[Data for this task]

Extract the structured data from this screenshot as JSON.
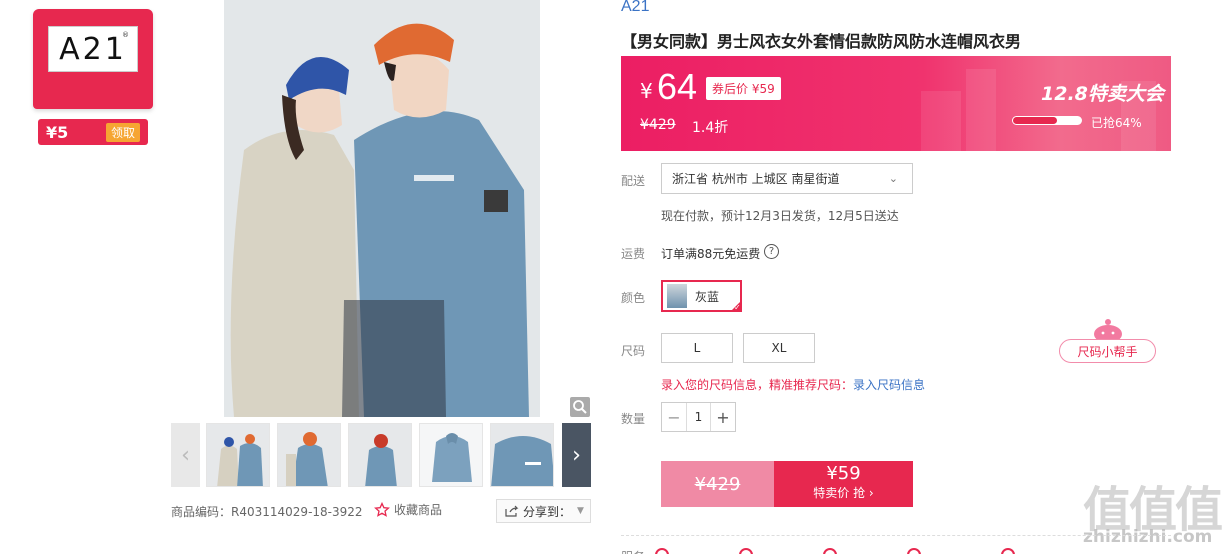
{
  "brand_card": {
    "logo_text": "A21",
    "logo_mark": "®",
    "coupon_amount": "¥5",
    "coupon_button": "领取"
  },
  "gallery": {
    "thumbnail_count": 5,
    "prev_icon": "chevron-left-icon",
    "next_icon": "chevron-right-icon",
    "zoom_icon": "magnifier-icon"
  },
  "product_meta": {
    "code_label": "商品编码：",
    "code_value": "R403114029-18-3922",
    "favorite_label": "收藏商品",
    "share_label": "分享到："
  },
  "product": {
    "brand": "A21",
    "title": "【男女同款】男士风衣女外套情侣款防风防水连帽风衣男"
  },
  "price": {
    "currency": "¥",
    "current": "64",
    "coupon_price": "券后价 ¥59",
    "original": "¥429",
    "discount": "1.4折",
    "promo_title": "12.8特卖大会",
    "sold_percent": 64,
    "sold_text": "已抢64%"
  },
  "delivery": {
    "label": "配送",
    "address": "浙江省 杭州市 上城区 南星街道",
    "note": "现在付款，预计12月3日发货，12月5日送达"
  },
  "shipping": {
    "label": "运费",
    "text": "订单满88元免运费",
    "help_icon": "?"
  },
  "color": {
    "label": "颜色",
    "selected": "灰蓝"
  },
  "size": {
    "label": "尺码",
    "options": [
      "L",
      "XL"
    ],
    "helper": "尺码小帮手",
    "tip": "录入您的尺码信息，精准推荐尺码：",
    "tip_link": "录入尺码信息"
  },
  "quantity": {
    "label": "数量",
    "minus": "−",
    "value": "1",
    "plus": "+"
  },
  "buy": {
    "original": "¥429",
    "price": "¥59",
    "label": "特卖价 抢 ›"
  },
  "watermark": {
    "big": "值值值",
    "small": "zhizhizhi.com"
  },
  "bottom": {
    "label": "服务"
  },
  "colors": {
    "accent": "#e7284f",
    "link": "#3b73c5"
  }
}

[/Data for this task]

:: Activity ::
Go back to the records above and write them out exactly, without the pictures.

:: Result below ::
Extract the structured data from this screenshot as JSON.
{
  "brand_card": {
    "logo_text": "A21",
    "logo_mark": "®",
    "coupon_amount": "¥5",
    "coupon_button": "领取"
  },
  "gallery": {
    "thumbnail_count": 5,
    "prev_icon": "chevron-left-icon",
    "next_icon": "chevron-right-icon",
    "zoom_icon": "magnifier-icon"
  },
  "product_meta": {
    "code_label": "商品编码：",
    "code_value": "R403114029-18-3922",
    "favorite_label": "收藏商品",
    "share_label": "分享到："
  },
  "product": {
    "brand": "A21",
    "title": "【男女同款】男士风衣女外套情侣款防风防水连帽风衣男"
  },
  "price": {
    "currency": "¥",
    "current": "64",
    "coupon_price": "券后价 ¥59",
    "original": "¥429",
    "discount": "1.4折",
    "promo_title": "12.8特卖大会",
    "sold_percent": 64,
    "sold_text": "已抢64%"
  },
  "delivery": {
    "label": "配送",
    "address": "浙江省 杭州市 上城区 南星街道",
    "note": "现在付款，预计12月3日发货，12月5日送达"
  },
  "shipping": {
    "label": "运费",
    "text": "订单满88元免运费",
    "help_icon": "?"
  },
  "color": {
    "label": "颜色",
    "selected": "灰蓝"
  },
  "size": {
    "label": "尺码",
    "options": [
      "L",
      "XL"
    ],
    "helper": "尺码小帮手",
    "tip": "录入您的尺码信息，精准推荐尺码：",
    "tip_link": "录入尺码信息"
  },
  "quantity": {
    "label": "数量",
    "minus": "−",
    "value": "1",
    "plus": "+"
  },
  "buy": {
    "original": "¥429",
    "price": "¥59",
    "label": "特卖价 抢 ›"
  },
  "watermark": {
    "big": "值值值",
    "small": "zhizhizhi.com"
  },
  "bottom": {
    "label": "服务"
  },
  "colors": {
    "accent": "#e7284f",
    "link": "#3b73c5"
  }
}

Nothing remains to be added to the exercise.